Right now as I write this, she’s riled up enough over the staff’s comments that it would not surprise me too much if she throws all caution to the wind and further explains her feelings on the subject. I doubt she’ll reveal the community and individual names that were blocked out of her resignation post, though.
Now for my opinion about the actual issue, which is MINE, not Kathy’s. I’ve been able to see all the responses from others in the community on this issue. The harshest responses have come from the forum management, in response to someone who isn’t even a player in the drama. All of the messages of support have come from the regular members.
If the admins and moderators truly believe in their process and are completely secure in the knowledge that they are doing things right, why are they compelled to defend themselves from a comment made by Niki, whose opinion should mean nothing to them?
Kathy’s post went out of its way to avoid attacking anyone. The worst insult in it was inferring that they were acting like 13 year old kids, which according to our teenage twins, was more insulting to them than to the forum members. Some of the comments Kathy has received since have not been so kind.
I run a forum of my own. I’ve never tried to exclude anyone from joining, partly because my target audience is fairly large. Even if I wanted to, I can’t think of a fair way to do it. I do have some private areas on my forum, and membership is not democratic. I’m happy to say that I am a bossy dictator in this regard.
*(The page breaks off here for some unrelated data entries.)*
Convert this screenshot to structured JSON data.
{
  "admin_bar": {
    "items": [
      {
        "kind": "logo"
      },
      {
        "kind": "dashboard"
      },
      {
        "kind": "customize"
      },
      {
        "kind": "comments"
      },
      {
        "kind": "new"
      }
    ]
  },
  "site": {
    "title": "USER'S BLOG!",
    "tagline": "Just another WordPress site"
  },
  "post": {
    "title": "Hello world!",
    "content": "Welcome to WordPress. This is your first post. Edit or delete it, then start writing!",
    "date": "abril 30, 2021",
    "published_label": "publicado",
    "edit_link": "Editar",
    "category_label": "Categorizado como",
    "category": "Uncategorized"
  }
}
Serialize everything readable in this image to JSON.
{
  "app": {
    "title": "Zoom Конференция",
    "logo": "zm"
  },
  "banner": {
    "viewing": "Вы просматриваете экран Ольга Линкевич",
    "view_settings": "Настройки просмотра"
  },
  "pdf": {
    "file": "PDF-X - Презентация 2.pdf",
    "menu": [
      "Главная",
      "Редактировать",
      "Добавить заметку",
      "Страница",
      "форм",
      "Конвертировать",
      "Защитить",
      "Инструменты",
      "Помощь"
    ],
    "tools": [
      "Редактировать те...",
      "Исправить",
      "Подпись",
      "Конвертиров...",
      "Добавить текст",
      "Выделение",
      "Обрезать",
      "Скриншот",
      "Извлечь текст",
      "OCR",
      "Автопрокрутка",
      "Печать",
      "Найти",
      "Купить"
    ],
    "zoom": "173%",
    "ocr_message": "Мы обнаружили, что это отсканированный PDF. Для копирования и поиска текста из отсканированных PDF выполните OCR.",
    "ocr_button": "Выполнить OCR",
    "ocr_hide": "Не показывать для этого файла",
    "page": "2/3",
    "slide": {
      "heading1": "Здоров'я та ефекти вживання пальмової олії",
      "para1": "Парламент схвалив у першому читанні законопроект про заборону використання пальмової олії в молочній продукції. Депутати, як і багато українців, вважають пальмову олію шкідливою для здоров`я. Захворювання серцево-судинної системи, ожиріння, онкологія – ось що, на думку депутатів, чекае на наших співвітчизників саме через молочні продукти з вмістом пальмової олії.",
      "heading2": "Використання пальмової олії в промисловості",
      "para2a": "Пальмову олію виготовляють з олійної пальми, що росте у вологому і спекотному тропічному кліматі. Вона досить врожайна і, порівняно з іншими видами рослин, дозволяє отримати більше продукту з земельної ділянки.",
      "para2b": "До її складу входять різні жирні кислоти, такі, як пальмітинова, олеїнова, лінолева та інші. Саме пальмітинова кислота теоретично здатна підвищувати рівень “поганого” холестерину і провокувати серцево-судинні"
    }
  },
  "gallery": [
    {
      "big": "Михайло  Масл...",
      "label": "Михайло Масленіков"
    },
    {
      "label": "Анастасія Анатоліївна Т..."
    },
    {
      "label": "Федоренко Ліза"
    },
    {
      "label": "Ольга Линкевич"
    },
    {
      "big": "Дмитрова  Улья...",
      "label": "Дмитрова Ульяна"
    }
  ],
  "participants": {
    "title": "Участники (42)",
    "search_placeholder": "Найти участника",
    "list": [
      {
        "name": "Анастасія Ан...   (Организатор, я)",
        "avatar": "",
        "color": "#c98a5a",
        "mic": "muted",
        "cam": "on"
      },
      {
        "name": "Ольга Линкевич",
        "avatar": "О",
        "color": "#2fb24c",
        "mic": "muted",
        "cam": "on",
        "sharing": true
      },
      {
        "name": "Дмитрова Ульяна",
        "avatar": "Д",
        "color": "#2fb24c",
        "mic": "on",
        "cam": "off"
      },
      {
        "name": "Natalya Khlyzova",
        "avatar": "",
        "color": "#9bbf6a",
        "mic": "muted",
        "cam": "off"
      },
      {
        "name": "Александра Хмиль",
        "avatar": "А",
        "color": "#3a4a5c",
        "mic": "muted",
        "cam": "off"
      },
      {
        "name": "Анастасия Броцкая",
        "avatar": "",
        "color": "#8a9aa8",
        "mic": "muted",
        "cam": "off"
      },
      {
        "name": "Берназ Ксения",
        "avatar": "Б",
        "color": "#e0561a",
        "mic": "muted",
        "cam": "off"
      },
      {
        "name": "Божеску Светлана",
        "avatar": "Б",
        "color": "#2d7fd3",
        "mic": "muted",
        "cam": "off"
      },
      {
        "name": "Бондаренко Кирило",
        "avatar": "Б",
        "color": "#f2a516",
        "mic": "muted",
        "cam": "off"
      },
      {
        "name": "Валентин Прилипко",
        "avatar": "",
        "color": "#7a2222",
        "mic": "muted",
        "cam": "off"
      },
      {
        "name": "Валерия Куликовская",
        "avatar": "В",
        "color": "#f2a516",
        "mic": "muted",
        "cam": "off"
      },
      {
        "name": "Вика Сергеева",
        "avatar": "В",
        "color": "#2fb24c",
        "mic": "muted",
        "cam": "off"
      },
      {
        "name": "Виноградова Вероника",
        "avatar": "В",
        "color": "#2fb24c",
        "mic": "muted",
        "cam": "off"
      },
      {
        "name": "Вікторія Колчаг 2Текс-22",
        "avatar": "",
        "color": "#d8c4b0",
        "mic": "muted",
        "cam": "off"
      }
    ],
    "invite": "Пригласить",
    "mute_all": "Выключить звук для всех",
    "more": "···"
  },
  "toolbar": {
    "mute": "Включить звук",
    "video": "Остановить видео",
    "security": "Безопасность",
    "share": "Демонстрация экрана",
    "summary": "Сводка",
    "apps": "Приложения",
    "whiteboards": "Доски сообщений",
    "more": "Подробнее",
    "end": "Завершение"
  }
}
I think the forum staff has an admirable goal with their security practices, and probably doesn’t need to do anything differently. Due to the particular situation involved, it didn’t work for Kathy. Rather than just quietly disappear, she wanted to express her feelings and did her best to avoid stepping on anyones toes. Unsurprisingly, toes got smashed anyway. They don’t seem to be smart enough to learn from the experience and pull their feet out of the way – they keep sticking their toes out further and quietly saying “please don’t step on me again.”